• Prompt
When you reproduce these records, keep every word exactly and drop the images.

App and web page records:

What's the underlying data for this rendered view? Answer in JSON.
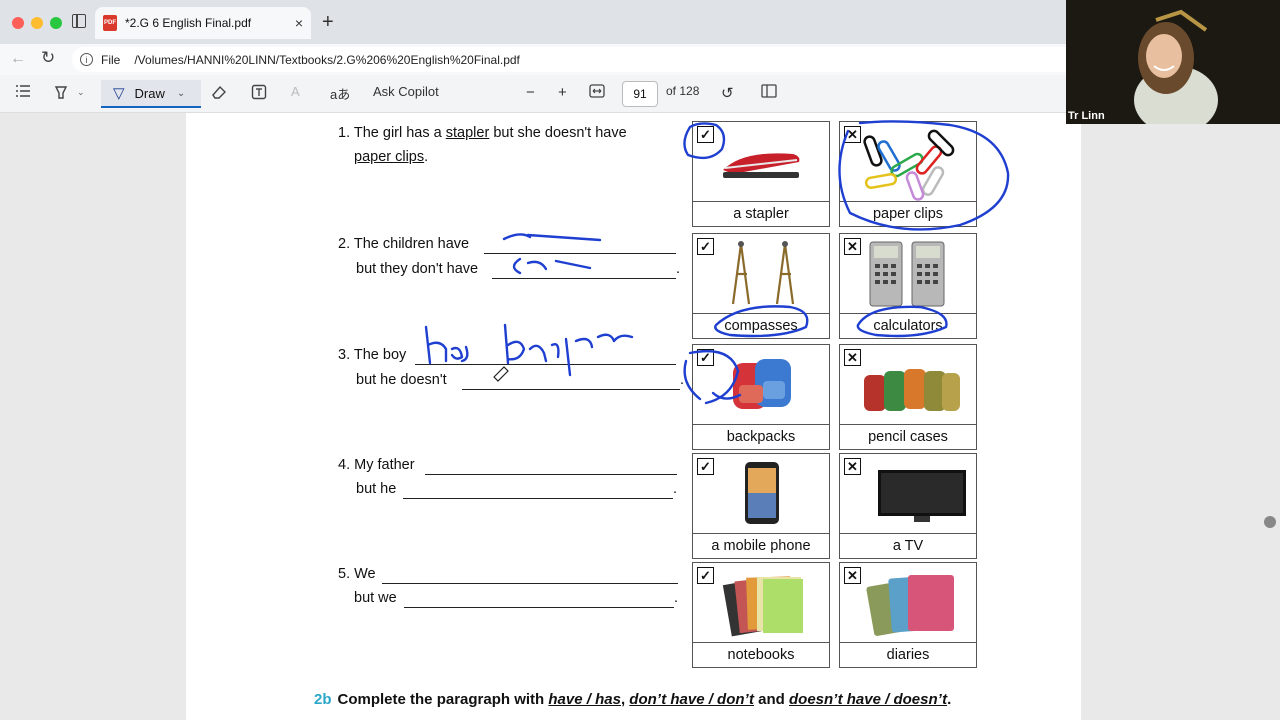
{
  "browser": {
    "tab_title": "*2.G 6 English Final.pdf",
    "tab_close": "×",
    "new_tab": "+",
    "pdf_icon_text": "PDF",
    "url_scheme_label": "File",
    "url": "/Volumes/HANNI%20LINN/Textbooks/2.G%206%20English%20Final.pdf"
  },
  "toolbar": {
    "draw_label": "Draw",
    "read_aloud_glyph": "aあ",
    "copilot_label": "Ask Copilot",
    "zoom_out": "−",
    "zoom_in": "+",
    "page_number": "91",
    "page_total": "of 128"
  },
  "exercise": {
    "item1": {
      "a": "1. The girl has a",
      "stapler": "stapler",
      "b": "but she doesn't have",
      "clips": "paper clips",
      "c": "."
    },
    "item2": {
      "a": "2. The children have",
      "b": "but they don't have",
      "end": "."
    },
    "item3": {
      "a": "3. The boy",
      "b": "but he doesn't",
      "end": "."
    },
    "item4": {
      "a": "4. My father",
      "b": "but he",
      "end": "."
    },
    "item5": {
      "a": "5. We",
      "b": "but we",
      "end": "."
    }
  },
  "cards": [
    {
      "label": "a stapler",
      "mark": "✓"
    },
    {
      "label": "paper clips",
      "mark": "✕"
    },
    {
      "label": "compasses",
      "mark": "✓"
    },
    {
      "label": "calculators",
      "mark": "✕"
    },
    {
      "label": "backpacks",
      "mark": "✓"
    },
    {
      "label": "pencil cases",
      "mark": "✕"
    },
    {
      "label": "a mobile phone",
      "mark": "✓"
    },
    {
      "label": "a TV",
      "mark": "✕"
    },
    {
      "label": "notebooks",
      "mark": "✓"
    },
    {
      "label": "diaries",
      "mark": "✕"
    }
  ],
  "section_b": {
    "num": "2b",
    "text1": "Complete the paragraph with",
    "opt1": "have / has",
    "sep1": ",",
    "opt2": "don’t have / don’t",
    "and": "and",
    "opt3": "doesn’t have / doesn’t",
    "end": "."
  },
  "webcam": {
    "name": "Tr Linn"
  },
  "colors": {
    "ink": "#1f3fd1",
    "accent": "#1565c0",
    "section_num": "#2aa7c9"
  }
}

• Output for this exercise
What's the underlying data for this rendered view? Answer in JSON.
{
  "browser": {
    "tab_title": "*2.G 6 English Final.pdf",
    "tab_close": "×",
    "new_tab": "+",
    "pdf_icon_text": "PDF",
    "url_scheme_label": "File",
    "url": "/Volumes/HANNI%20LINN/Textbooks/2.G%206%20English%20Final.pdf"
  },
  "toolbar": {
    "draw_label": "Draw",
    "read_aloud_glyph": "aあ",
    "copilot_label": "Ask Copilot",
    "zoom_out": "−",
    "zoom_in": "+",
    "page_number": "91",
    "page_total": "of 128"
  },
  "exercise": {
    "item1": {
      "a": "1. The girl has a",
      "stapler": "stapler",
      "b": "but she doesn't have",
      "clips": "paper clips",
      "c": "."
    },
    "item2": {
      "a": "2. The children have",
      "b": "but they don't have",
      "end": "."
    },
    "item3": {
      "a": "3. The boy",
      "b": "but he doesn't",
      "end": "."
    },
    "item4": {
      "a": "4. My father",
      "b": "but he",
      "end": "."
    },
    "item5": {
      "a": "5. We",
      "b": "but we",
      "end": "."
    }
  },
  "cards": [
    {
      "label": "a stapler",
      "mark": "✓"
    },
    {
      "label": "paper clips",
      "mark": "✕"
    },
    {
      "label": "compasses",
      "mark": "✓"
    },
    {
      "label": "calculators",
      "mark": "✕"
    },
    {
      "label": "backpacks",
      "mark": "✓"
    },
    {
      "label": "pencil cases",
      "mark": "✕"
    },
    {
      "label": "a mobile phone",
      "mark": "✓"
    },
    {
      "label": "a TV",
      "mark": "✕"
    },
    {
      "label": "notebooks",
      "mark": "✓"
    },
    {
      "label": "diaries",
      "mark": "✕"
    }
  ],
  "section_b": {
    "num": "2b",
    "text1": "Complete the paragraph with",
    "opt1": "have / has",
    "sep1": ",",
    "opt2": "don’t have / don’t",
    "and": "and",
    "opt3": "doesn’t have / doesn’t",
    "end": "."
  },
  "webcam": {
    "name": "Tr Linn"
  },
  "colors": {
    "ink": "#1f3fd1",
    "accent": "#1565c0",
    "section_num": "#2aa7c9"
  }
}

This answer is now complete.